(WORK TASK)
In these records, how many lines contain "Wireless"? Please reply with the number only.

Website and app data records
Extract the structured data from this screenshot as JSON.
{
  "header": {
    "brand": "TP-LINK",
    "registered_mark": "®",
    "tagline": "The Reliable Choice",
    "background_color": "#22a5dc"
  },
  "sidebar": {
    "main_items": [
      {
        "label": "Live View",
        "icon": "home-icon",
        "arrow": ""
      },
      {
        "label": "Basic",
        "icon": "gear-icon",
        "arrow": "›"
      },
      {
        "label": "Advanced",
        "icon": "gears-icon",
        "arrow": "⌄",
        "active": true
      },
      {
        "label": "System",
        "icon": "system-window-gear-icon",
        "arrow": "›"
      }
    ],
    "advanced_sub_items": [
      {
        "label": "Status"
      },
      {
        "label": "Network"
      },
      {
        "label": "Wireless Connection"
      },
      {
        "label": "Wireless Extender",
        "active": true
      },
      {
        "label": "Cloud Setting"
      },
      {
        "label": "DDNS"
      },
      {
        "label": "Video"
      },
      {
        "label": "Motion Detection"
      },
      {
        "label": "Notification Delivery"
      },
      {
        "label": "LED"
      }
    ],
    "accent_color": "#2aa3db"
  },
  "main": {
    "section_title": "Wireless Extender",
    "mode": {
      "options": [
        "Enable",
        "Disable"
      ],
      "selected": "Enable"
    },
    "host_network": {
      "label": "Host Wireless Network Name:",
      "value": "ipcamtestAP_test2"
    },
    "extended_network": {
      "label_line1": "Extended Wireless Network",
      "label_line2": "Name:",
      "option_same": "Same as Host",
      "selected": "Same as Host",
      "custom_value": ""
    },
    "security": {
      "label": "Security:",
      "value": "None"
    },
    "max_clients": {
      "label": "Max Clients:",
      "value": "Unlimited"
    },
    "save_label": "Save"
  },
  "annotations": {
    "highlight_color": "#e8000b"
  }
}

(TASK SOLUTION)
5